‘Procurement’ has become something of a dirty word in some quarters. Procurement teams are often the whipping boy, positioned as the blocker or the bottleneck preventing large organisations from buying services efficiently.
Nowhere is this more acute than in financial services, and particularly in capital markets. The financial services sector is desperate to buy innovation in order to ease its sclerosis; technologically-minded vendors are desperate to sell it. It’s a no-brainer, right?
Well, not quite. In fact, despite the huge demand for new ideas and better solutions within financial services, many service providers find it a near-impossible market to break into. Over the course of this series of articles, interviews, and events, we’re going to look at the vendor-procurement relationship in financial services. We’re going to explore the challenges and priorities for all the major categories of player in the market, ask what each could do to foster better understanding of the others, and consider some possible routes through which financial services procurement can improve – to everyone’s benefit.
Vendors, procurement, Enablers
This market is split into three broad groups: vendors; procurement teams (along with other client-side stakeholders); and the small but growing crop of Enablers – consultancies and other service providers set up to ease the process.
Vendors, of course, want to sell in their products to willing buyers. But many find that the barrier to entry is unfeasibly high, reporting lengthy contracting and onboarding times, and little visibility of their position in the procurement process.
Vendors also complain of ‘boilerplate’ compliance demands, with a single and inflexible list of documentation requirements that does not reflect the nature of the vendor’s business or the proposed commercial relationship. From the perspective of newly-established vendors, the smoothness (or otherwise) of a procurement process can represent the difference between survival and failure.
Clients, meanwhile, have their own set of specific requirements. In particular, Tier 1 and Tier 2 organisations continue to face significant regulatory pressure. This percolates through the value chain, manifesting as more onerous demands on vendors not only through the procurement process but beyond.
Individual institutions also, of course, have their own risk appetites and assessment criteria. There is no guarantee that what is satisfactory to one client will be satisfactory to another.
The market for financial services technology remains an immature one in which efficiencies and rationalisation are, according to many stakeholders, much needed. Our third group, the Enablers, are a particularly important piece of this puzzle. These businesses essentially exist to oil the machinery by which the vendor-client relationship operates. Through consultancy and professional services they aim to ease the way into the market, particularly for newly-established vendors.
The Enablers are also laying the groundwork for the ‘marketplace-ification’ of financial services procurement, envisioning an arrangement in which vendors and clients are either connected through a platform that also handles some of the back-office tasks, or ‘matchmade’ by specialists.
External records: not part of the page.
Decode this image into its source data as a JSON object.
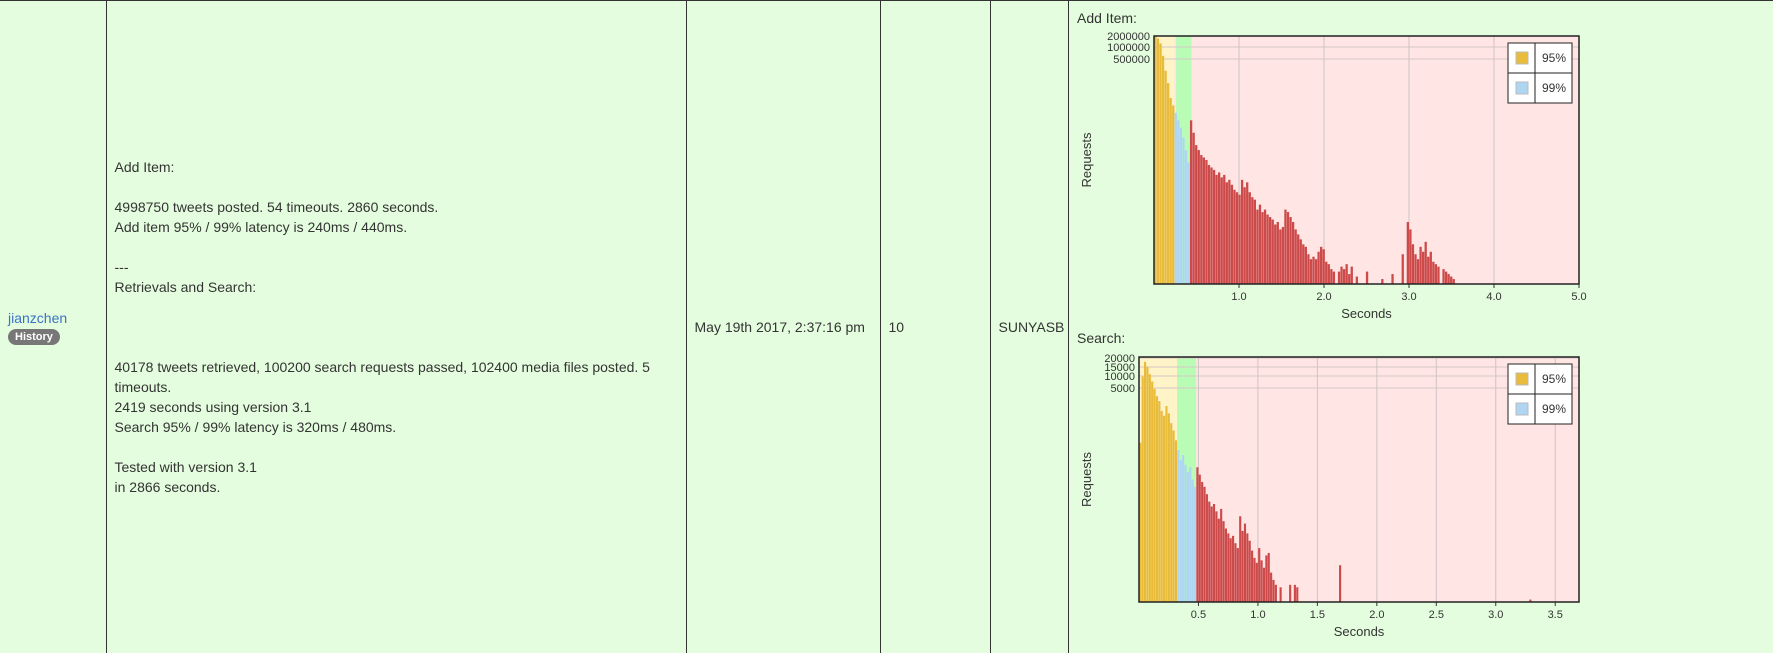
{
  "user": {
    "name": "jianzchen",
    "history_label": "History"
  },
  "details": {
    "add_heading": "Add Item:",
    "add_line1": "4998750 tweets posted. 54 timeouts. 2860 seconds.",
    "add_line2": "Add item 95% / 99% latency is 240ms / 440ms.",
    "separator": "---",
    "search_heading": "Retrievals and Search:",
    "search_line1": "40178 tweets retrieved, 100200 search requests passed, 102400 media files posted. 5 timeouts.",
    "search_line2": "2419 seconds using version 3.1",
    "search_line3": "Search 95% / 99% latency is 320ms / 480ms.",
    "tested_line1": "Tested with version 3.1",
    "tested_line2": "in 2866 seconds."
  },
  "date": "May 19th 2017, 2:37:16 pm",
  "count": "10",
  "team": "SUNYASB",
  "colors": {
    "p95": "#e8bc3a",
    "p99": "#aed6f3",
    "band": "#b9fcb6",
    "tail": "#cd4a4a",
    "plot_bg": "#ffe5e3"
  },
  "charts": [
    {
      "title": "Add Item:",
      "ylabel": "Requests",
      "xlabel": "Seconds",
      "xlim": [
        0,
        5.0
      ],
      "xticks": [
        "1.0",
        "2.0",
        "3.0",
        "4.0",
        "5.0"
      ],
      "yticks": [
        "2000000",
        "1000000",
        "500000"
      ],
      "legend": [
        "95%",
        "99%"
      ],
      "p95": 0.24,
      "p99": 0.44,
      "green_band": [
        0.26,
        0.44
      ],
      "bins": [
        [
          0.03,
          1.0
        ],
        [
          0.06,
          0.99
        ],
        [
          0.09,
          0.97
        ],
        [
          0.12,
          0.92
        ],
        [
          0.15,
          0.86
        ],
        [
          0.18,
          0.81
        ],
        [
          0.21,
          0.75
        ],
        [
          0.24,
          0.72
        ],
        [
          0.27,
          0.69
        ],
        [
          0.3,
          0.66
        ],
        [
          0.33,
          0.63
        ],
        [
          0.36,
          0.59
        ],
        [
          0.39,
          0.54
        ],
        [
          0.42,
          0.49
        ],
        [
          0.45,
          0.66
        ],
        [
          0.48,
          0.61
        ],
        [
          0.51,
          0.56
        ],
        [
          0.54,
          0.54
        ],
        [
          0.57,
          0.52
        ],
        [
          0.6,
          0.51
        ],
        [
          0.63,
          0.5
        ],
        [
          0.66,
          0.48
        ],
        [
          0.69,
          0.47
        ],
        [
          0.72,
          0.46
        ],
        [
          0.75,
          0.44
        ],
        [
          0.78,
          0.45
        ],
        [
          0.81,
          0.43
        ],
        [
          0.84,
          0.44
        ],
        [
          0.87,
          0.41
        ],
        [
          0.9,
          0.42
        ],
        [
          0.93,
          0.4
        ],
        [
          0.96,
          0.38
        ],
        [
          0.99,
          0.37
        ],
        [
          1.02,
          0.36
        ],
        [
          1.05,
          0.42
        ],
        [
          1.08,
          0.39
        ],
        [
          1.11,
          0.41
        ],
        [
          1.14,
          0.37
        ],
        [
          1.17,
          0.35
        ],
        [
          1.2,
          0.34
        ],
        [
          1.23,
          0.3
        ],
        [
          1.26,
          0.32
        ],
        [
          1.29,
          0.29
        ],
        [
          1.32,
          0.3
        ],
        [
          1.35,
          0.28
        ],
        [
          1.38,
          0.27
        ],
        [
          1.41,
          0.26
        ],
        [
          1.44,
          0.24
        ],
        [
          1.47,
          0.25
        ],
        [
          1.5,
          0.22
        ],
        [
          1.53,
          0.23
        ],
        [
          1.56,
          0.3
        ],
        [
          1.59,
          0.29
        ],
        [
          1.62,
          0.27
        ],
        [
          1.65,
          0.25
        ],
        [
          1.68,
          0.22
        ],
        [
          1.71,
          0.2
        ],
        [
          1.74,
          0.18
        ],
        [
          1.77,
          0.16
        ],
        [
          1.8,
          0.15
        ],
        [
          1.83,
          0.12
        ],
        [
          1.86,
          0.1
        ],
        [
          1.89,
          0.11
        ],
        [
          1.92,
          0.1
        ],
        [
          1.95,
          0.13
        ],
        [
          1.98,
          0.15
        ],
        [
          2.01,
          0.14
        ],
        [
          2.04,
          0.09
        ],
        [
          2.07,
          0.08
        ],
        [
          2.1,
          0.06
        ],
        [
          2.13,
          0.05
        ],
        [
          2.19,
          0.05
        ],
        [
          2.22,
          0.07
        ],
        [
          2.25,
          0.06
        ],
        [
          2.28,
          0.08
        ],
        [
          2.31,
          0.04
        ],
        [
          2.34,
          0.07
        ],
        [
          2.4,
          0.03
        ],
        [
          2.52,
          0.05
        ],
        [
          2.7,
          0.02
        ],
        [
          2.82,
          0.04
        ],
        [
          2.94,
          0.12
        ],
        [
          3.0,
          0.25
        ],
        [
          3.03,
          0.22
        ],
        [
          3.06,
          0.16
        ],
        [
          3.09,
          0.12
        ],
        [
          3.12,
          0.1
        ],
        [
          3.15,
          0.15
        ],
        [
          3.18,
          0.13
        ],
        [
          3.21,
          0.17
        ],
        [
          3.24,
          0.11
        ],
        [
          3.27,
          0.13
        ],
        [
          3.3,
          0.09
        ],
        [
          3.33,
          0.08
        ],
        [
          3.36,
          0.07
        ],
        [
          3.42,
          0.06
        ],
        [
          3.45,
          0.05
        ],
        [
          3.48,
          0.04
        ],
        [
          3.51,
          0.03
        ],
        [
          3.54,
          0.02
        ]
      ]
    },
    {
      "title": "Search:",
      "ylabel": "Requests",
      "xlabel": "Seconds",
      "xlim": [
        0,
        3.7
      ],
      "xticks": [
        "0.5",
        "1.0",
        "1.5",
        "2.0",
        "2.5",
        "3.0",
        "3.5"
      ],
      "yticks": [
        "20000",
        "15000",
        "10000",
        "5000"
      ],
      "legend": [
        "95%",
        "99%"
      ],
      "p95": 0.32,
      "p99": 0.48,
      "green_band": [
        0.32,
        0.48
      ],
      "bins": [
        [
          0.02,
          0.65
        ],
        [
          0.04,
          0.92
        ],
        [
          0.06,
          0.98
        ],
        [
          0.08,
          0.96
        ],
        [
          0.1,
          0.93
        ],
        [
          0.12,
          0.9
        ],
        [
          0.14,
          0.87
        ],
        [
          0.16,
          0.84
        ],
        [
          0.18,
          0.82
        ],
        [
          0.2,
          0.78
        ],
        [
          0.22,
          0.76
        ],
        [
          0.24,
          0.8
        ],
        [
          0.26,
          0.77
        ],
        [
          0.28,
          0.73
        ],
        [
          0.3,
          0.7
        ],
        [
          0.32,
          0.66
        ],
        [
          0.34,
          0.62
        ],
        [
          0.36,
          0.58
        ],
        [
          0.38,
          0.6
        ],
        [
          0.4,
          0.56
        ],
        [
          0.42,
          0.53
        ],
        [
          0.44,
          0.55
        ],
        [
          0.46,
          0.5
        ],
        [
          0.48,
          0.47
        ],
        [
          0.5,
          0.55
        ],
        [
          0.52,
          0.52
        ],
        [
          0.54,
          0.49
        ],
        [
          0.56,
          0.47
        ],
        [
          0.58,
          0.44
        ],
        [
          0.6,
          0.41
        ],
        [
          0.62,
          0.39
        ],
        [
          0.64,
          0.4
        ],
        [
          0.66,
          0.37
        ],
        [
          0.68,
          0.34
        ],
        [
          0.7,
          0.38
        ],
        [
          0.72,
          0.33
        ],
        [
          0.74,
          0.3
        ],
        [
          0.76,
          0.28
        ],
        [
          0.78,
          0.26
        ],
        [
          0.8,
          0.27
        ],
        [
          0.82,
          0.24
        ],
        [
          0.84,
          0.22
        ],
        [
          0.86,
          0.35
        ],
        [
          0.88,
          0.29
        ],
        [
          0.9,
          0.32
        ],
        [
          0.92,
          0.28
        ],
        [
          0.94,
          0.25
        ],
        [
          0.96,
          0.21
        ],
        [
          0.98,
          0.18
        ],
        [
          1.0,
          0.16
        ],
        [
          1.02,
          0.22
        ],
        [
          1.04,
          0.17
        ],
        [
          1.06,
          0.14
        ],
        [
          1.08,
          0.19
        ],
        [
          1.1,
          0.2
        ],
        [
          1.12,
          0.12
        ],
        [
          1.14,
          0.09
        ],
        [
          1.16,
          0.07
        ],
        [
          1.2,
          0.06
        ],
        [
          1.28,
          0.07
        ],
        [
          1.32,
          0.07
        ],
        [
          1.34,
          0.06
        ],
        [
          1.7,
          0.15
        ],
        [
          3.3,
          0.01
        ]
      ]
    }
  ]
}
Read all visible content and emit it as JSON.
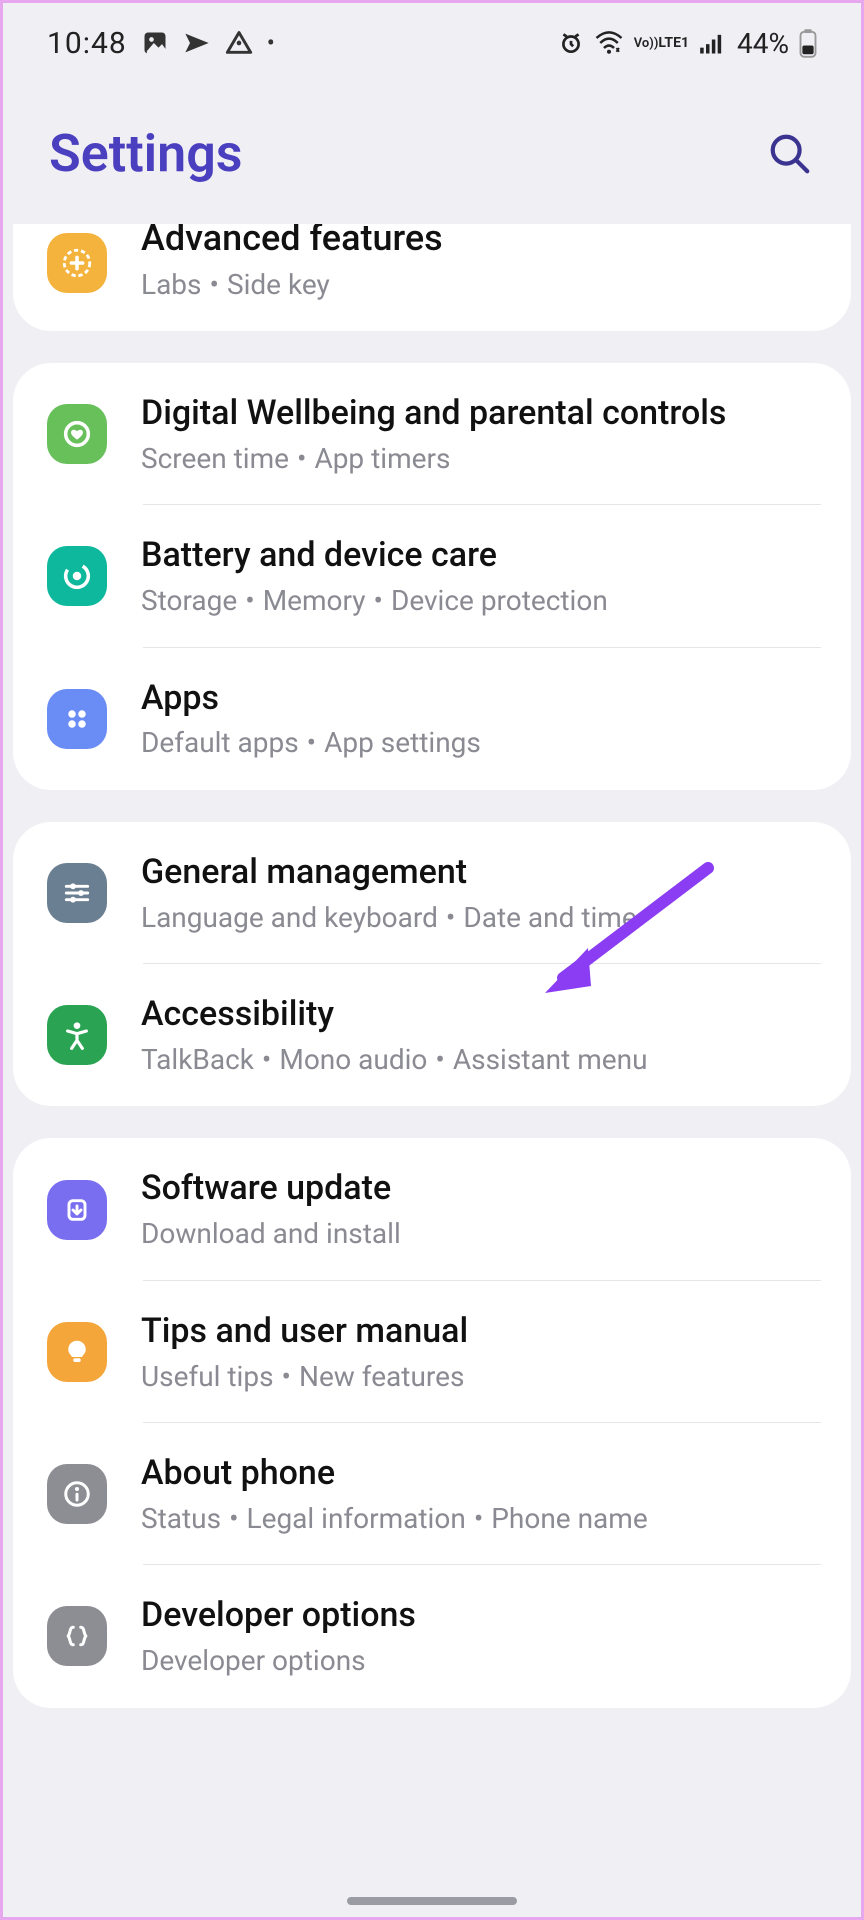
{
  "status": {
    "time": "10:48",
    "battery_pct": "44%",
    "lte_label": "LTE1",
    "vo_label": "Vo))"
  },
  "header": {
    "title": "Settings"
  },
  "groups": [
    {
      "items": [
        {
          "title": "Advanced features",
          "subs": [
            "Labs",
            "Side key"
          ],
          "icon_bg": "#f3b33c",
          "icon": "gear-plus"
        }
      ]
    },
    {
      "items": [
        {
          "title": "Digital Wellbeing and parental controls",
          "subs": [
            "Screen time",
            "App timers"
          ],
          "icon_bg": "#68c05b",
          "icon": "wellbeing"
        },
        {
          "title": "Battery and device care",
          "subs": [
            "Storage",
            "Memory",
            "Device protection"
          ],
          "icon_bg": "#0db89c",
          "icon": "device-care"
        },
        {
          "title": "Apps",
          "subs": [
            "Default apps",
            "App settings"
          ],
          "icon_bg": "#6a8df5",
          "icon": "apps"
        }
      ]
    },
    {
      "items": [
        {
          "title": "General management",
          "subs": [
            "Language and keyboard",
            "Date and time"
          ],
          "icon_bg": "#6b7f92",
          "icon": "sliders"
        },
        {
          "title": "Accessibility",
          "subs": [
            "TalkBack",
            "Mono audio",
            "Assistant menu"
          ],
          "icon_bg": "#2aa452",
          "icon": "person"
        }
      ]
    },
    {
      "items": [
        {
          "title": "Software update",
          "subs": [
            "Download and install"
          ],
          "icon_bg": "#7a6ef0",
          "icon": "update"
        },
        {
          "title": "Tips and user manual",
          "subs": [
            "Useful tips",
            "New features"
          ],
          "icon_bg": "#f5a63a",
          "icon": "bulb"
        },
        {
          "title": "About phone",
          "subs": [
            "Status",
            "Legal information",
            "Phone name"
          ],
          "icon_bg": "#8d8d94",
          "icon": "info"
        },
        {
          "title": "Developer options",
          "subs": [
            "Developer options"
          ],
          "icon_bg": "#8d8d94",
          "icon": "braces"
        }
      ]
    }
  ],
  "annotation": {
    "target_title": "General management",
    "color": "#8a3df2"
  }
}
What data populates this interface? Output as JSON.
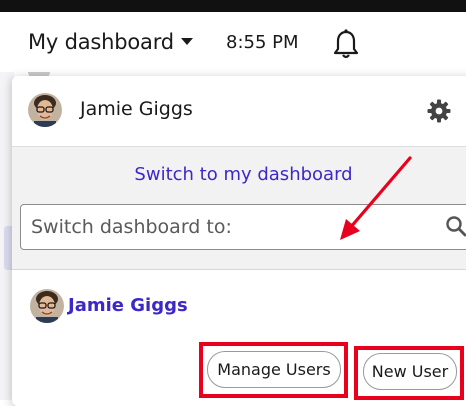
{
  "header": {
    "dashboard_title": "My dashboard",
    "time": "8:55 PM"
  },
  "panel": {
    "user_name": "Jamie Giggs",
    "switch_link": "Switch to my dashboard",
    "search_placeholder": "Switch dashboard to:",
    "dashboard_user": "Jamie Giggs",
    "manage_users_label": "Manage Users",
    "new_user_label": "New User"
  },
  "icons": {
    "caret": "chevron-down-icon",
    "notifications": "bell-icon",
    "settings": "gear-icon",
    "search": "search-icon"
  },
  "colors": {
    "link": "#3c28c8",
    "highlight": "#e8001c",
    "panel_gray": "#f2f2f2"
  }
}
Over the course of this series we will be speaking to stakeholders from all three groups, and asking what they think can be done better. How can the procurement process be made less onerous for vendors? Is that even something that we should aim for? How can the onboarding process be streamlined? Is there a way to rationalise procurement across the sector? And, most fundamentally, how can the sector ensure that it is innovating in the most efficient way possible?